[Element data from apps and pages]
___

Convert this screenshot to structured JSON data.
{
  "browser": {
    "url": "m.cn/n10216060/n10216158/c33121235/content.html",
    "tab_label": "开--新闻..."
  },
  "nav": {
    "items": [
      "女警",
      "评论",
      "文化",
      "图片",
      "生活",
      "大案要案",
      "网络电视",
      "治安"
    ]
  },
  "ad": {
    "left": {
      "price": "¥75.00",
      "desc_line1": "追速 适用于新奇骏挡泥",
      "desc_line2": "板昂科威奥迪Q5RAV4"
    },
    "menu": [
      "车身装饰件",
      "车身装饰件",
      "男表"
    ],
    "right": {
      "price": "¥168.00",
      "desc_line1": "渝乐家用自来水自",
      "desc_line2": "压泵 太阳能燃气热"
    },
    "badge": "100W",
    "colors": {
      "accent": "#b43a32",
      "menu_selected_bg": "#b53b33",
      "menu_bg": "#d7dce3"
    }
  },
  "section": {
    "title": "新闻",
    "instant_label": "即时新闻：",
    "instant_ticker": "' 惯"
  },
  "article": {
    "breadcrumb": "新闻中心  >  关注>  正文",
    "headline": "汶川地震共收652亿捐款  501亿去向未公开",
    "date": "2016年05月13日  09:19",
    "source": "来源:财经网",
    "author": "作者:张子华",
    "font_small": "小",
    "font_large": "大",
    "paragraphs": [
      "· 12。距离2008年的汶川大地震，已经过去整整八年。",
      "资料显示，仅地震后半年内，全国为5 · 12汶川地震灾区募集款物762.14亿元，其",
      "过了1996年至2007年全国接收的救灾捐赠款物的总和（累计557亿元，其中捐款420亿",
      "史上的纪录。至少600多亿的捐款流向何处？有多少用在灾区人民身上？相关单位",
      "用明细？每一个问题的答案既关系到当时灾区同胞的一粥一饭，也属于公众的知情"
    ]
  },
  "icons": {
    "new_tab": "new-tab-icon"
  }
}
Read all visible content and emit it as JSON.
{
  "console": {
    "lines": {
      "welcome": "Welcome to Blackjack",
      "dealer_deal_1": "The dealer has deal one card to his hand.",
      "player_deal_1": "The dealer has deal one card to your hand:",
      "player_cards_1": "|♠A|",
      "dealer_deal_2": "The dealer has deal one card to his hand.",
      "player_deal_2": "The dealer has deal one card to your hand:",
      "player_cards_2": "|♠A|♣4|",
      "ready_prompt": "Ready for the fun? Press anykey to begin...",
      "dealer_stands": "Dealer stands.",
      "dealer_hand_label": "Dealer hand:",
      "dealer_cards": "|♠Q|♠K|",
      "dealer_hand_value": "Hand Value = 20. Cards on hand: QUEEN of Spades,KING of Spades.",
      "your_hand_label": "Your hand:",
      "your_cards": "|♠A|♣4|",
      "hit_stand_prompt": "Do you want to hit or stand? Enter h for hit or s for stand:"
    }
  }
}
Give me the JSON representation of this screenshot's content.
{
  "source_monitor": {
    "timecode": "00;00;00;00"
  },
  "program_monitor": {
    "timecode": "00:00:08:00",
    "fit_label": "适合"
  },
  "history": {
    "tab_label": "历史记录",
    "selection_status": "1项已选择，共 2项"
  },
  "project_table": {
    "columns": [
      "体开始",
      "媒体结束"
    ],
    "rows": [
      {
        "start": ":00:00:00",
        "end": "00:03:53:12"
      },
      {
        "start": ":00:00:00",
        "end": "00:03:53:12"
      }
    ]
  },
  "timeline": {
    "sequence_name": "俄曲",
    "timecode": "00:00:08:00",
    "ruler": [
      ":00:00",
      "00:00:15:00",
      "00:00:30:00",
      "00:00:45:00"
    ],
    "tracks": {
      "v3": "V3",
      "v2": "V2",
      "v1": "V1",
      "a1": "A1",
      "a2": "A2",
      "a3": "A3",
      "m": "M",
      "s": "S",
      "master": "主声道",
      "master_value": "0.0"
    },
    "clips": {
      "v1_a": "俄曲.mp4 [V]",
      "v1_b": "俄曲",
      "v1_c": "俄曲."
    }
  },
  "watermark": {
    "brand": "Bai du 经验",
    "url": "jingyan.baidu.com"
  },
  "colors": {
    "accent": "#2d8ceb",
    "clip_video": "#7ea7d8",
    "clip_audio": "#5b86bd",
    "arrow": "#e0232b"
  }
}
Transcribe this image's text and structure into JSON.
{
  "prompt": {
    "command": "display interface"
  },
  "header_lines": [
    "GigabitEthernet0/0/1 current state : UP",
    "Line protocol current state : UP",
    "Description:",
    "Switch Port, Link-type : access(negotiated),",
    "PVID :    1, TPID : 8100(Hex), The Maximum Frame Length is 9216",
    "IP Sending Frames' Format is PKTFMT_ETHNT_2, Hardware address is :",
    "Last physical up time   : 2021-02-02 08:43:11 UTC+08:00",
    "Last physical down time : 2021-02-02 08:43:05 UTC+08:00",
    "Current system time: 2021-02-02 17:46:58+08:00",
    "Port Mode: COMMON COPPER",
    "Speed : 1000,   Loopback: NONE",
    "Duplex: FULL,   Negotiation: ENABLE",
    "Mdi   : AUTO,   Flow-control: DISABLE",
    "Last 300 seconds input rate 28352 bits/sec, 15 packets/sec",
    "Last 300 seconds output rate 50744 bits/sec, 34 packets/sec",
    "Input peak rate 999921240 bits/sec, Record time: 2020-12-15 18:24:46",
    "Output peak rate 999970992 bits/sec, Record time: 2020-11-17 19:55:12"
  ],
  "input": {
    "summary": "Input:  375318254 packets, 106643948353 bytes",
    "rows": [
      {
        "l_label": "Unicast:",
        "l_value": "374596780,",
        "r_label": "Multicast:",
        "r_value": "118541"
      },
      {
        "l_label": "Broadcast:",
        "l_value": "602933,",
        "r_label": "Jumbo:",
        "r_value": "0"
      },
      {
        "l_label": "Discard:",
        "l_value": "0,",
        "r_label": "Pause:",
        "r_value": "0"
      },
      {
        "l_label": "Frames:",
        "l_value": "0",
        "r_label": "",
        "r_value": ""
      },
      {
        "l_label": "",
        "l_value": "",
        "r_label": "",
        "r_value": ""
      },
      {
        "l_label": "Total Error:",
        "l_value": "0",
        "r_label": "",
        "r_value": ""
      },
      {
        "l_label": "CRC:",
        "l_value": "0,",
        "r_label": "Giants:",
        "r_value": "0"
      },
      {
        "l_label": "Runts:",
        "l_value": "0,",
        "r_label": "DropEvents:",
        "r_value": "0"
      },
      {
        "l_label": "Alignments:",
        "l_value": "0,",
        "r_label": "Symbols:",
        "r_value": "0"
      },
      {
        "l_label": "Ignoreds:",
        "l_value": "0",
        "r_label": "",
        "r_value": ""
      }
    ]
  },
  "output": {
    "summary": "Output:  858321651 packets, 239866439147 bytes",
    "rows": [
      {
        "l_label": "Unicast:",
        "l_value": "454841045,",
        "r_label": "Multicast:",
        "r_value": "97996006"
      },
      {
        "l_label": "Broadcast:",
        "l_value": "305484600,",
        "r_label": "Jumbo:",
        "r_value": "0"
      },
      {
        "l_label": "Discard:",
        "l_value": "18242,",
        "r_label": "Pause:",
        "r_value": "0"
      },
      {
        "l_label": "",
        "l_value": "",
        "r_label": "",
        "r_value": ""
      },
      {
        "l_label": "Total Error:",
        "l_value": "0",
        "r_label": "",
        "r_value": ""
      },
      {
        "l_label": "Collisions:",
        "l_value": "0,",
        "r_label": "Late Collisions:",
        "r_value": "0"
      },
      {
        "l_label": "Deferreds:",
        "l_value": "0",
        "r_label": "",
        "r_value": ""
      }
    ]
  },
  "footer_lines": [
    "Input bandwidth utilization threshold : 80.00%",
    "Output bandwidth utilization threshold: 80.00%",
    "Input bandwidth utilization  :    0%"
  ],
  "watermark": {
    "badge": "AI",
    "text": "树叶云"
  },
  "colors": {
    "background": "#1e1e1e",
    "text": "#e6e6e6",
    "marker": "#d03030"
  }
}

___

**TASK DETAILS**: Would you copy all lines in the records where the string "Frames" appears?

**RESPONSE TO THE TASK**:
    "IP Sending Frames' Format is PKTFMT_ETHNT_2, Hardware address is :",
        "l_label": "Frames:",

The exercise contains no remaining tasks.